• [EXERCISE OBJECTIVE]: Which lines below contain the word "value"? Copy each of them.
==============================
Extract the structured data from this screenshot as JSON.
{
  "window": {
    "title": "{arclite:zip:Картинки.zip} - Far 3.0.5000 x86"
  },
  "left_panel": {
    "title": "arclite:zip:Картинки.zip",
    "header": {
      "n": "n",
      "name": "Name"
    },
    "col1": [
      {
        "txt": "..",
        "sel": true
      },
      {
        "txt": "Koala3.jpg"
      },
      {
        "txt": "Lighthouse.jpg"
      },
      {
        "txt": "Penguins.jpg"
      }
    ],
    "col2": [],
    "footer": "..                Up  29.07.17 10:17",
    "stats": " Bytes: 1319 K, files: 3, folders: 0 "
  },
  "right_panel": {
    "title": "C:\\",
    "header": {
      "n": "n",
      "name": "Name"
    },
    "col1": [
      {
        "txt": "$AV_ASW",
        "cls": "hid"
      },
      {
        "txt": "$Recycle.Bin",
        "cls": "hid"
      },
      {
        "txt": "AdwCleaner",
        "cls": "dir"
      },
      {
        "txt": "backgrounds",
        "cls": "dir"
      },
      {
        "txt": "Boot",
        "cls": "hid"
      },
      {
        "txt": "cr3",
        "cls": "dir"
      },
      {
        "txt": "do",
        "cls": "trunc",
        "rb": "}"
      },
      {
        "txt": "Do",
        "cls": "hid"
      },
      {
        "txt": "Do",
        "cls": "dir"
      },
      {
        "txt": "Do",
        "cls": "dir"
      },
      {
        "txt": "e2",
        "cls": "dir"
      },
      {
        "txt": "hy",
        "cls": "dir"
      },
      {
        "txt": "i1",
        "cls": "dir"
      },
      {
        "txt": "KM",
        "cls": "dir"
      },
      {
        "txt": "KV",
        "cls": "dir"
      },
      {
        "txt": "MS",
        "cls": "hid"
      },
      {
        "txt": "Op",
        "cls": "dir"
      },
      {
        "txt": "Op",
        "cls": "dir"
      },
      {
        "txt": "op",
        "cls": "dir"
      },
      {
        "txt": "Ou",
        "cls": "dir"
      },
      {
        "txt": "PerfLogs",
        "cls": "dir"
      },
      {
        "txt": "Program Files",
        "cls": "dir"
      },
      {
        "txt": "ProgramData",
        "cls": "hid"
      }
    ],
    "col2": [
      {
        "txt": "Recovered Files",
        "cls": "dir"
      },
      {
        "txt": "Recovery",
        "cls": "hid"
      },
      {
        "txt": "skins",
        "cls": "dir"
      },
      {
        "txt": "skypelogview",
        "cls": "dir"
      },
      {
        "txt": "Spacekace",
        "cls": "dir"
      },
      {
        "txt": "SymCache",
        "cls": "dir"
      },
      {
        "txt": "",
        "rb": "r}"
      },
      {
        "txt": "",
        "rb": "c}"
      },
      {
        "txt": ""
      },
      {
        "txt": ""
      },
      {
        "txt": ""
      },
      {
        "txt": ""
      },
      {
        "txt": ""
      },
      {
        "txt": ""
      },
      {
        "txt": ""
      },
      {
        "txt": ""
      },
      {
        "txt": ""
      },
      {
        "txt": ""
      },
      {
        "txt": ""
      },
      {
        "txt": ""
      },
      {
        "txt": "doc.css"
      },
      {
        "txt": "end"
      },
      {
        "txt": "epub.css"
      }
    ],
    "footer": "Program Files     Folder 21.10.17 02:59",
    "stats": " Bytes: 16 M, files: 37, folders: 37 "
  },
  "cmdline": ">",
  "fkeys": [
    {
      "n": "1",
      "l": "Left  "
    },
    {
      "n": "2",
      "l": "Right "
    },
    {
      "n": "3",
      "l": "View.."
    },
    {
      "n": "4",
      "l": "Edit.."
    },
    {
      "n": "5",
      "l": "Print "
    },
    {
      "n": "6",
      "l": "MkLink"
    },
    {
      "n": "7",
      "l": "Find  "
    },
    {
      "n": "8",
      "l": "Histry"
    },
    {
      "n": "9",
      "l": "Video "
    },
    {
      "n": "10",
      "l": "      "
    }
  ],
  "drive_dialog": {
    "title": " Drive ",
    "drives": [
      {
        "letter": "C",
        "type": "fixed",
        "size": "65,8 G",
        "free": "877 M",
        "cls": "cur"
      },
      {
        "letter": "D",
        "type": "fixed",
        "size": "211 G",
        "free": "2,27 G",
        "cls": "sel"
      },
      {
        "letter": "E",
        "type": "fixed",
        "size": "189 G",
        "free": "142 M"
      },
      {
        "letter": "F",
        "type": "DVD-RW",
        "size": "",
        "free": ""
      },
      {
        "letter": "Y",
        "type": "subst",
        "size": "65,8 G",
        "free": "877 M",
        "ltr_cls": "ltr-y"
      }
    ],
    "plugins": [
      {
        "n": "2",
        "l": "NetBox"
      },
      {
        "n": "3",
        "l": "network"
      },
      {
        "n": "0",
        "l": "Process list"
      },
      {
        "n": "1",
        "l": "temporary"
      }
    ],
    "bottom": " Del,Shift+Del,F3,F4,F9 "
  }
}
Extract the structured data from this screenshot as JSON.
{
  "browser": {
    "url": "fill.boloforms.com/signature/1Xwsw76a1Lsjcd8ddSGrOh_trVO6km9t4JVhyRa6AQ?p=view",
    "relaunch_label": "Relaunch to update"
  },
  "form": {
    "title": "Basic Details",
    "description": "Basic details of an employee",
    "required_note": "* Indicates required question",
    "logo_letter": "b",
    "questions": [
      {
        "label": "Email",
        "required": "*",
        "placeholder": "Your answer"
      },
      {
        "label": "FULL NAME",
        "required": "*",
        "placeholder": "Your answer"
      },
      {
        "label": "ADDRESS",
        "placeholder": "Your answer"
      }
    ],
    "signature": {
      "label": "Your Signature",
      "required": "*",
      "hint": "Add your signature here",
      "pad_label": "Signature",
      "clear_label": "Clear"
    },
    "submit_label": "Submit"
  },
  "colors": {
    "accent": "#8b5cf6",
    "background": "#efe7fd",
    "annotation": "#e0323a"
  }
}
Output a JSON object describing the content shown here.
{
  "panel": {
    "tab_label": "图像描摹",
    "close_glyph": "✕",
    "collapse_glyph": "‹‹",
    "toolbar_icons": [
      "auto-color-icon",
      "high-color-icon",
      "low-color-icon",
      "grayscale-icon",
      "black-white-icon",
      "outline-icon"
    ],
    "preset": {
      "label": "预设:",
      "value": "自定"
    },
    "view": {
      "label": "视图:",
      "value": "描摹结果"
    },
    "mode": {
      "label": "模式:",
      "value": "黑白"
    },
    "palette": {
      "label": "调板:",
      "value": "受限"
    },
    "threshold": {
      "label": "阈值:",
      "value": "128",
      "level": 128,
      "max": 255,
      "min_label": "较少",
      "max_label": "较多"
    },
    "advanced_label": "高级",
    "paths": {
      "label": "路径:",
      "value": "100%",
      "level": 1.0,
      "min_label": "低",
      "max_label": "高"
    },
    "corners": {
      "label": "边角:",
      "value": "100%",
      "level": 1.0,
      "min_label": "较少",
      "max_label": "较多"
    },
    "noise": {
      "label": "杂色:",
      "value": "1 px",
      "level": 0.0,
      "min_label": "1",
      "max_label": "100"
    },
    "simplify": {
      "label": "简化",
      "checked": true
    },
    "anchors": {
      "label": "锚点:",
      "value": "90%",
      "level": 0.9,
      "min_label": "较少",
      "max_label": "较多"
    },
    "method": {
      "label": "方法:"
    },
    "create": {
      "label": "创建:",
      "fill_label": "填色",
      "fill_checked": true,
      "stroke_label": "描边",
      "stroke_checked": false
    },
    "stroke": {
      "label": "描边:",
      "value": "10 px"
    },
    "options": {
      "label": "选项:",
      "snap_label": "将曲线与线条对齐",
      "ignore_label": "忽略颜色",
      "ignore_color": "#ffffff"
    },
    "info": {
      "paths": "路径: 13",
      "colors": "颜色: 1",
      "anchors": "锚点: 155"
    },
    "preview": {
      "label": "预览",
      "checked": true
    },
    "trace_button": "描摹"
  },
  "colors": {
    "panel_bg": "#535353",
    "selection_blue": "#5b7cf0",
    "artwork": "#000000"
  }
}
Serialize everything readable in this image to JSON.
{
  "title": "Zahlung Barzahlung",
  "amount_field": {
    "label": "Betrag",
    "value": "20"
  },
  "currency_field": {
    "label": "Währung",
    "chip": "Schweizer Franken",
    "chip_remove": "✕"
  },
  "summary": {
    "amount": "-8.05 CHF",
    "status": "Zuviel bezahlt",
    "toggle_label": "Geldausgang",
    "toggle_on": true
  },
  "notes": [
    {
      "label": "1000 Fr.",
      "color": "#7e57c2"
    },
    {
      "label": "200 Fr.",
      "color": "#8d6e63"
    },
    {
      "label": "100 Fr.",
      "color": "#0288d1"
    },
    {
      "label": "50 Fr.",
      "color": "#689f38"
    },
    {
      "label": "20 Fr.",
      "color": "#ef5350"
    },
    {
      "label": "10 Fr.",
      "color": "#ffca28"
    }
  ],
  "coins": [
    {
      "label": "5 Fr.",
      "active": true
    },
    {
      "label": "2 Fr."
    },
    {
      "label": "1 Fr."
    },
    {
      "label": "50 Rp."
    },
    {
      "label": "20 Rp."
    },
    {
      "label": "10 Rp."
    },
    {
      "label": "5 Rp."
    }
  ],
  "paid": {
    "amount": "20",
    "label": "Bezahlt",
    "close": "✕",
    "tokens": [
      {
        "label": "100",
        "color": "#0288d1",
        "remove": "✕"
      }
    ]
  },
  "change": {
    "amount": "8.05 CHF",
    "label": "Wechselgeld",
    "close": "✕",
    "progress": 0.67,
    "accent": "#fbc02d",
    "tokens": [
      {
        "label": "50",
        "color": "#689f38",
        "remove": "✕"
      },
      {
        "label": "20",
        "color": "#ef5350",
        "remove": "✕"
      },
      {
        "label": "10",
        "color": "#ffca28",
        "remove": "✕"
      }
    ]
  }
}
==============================
• [OUTPUT FOR THIS TASK]:
      "value": "自定"
      "value": "描摹结果"
      "value": "黑白"
      "value": "受限"
      "value": "128",
      "value": "100%",
      "value": "100%",
      "value": "1 px",
      "value": "90%",
      "value": "10 px"
    "value": "20"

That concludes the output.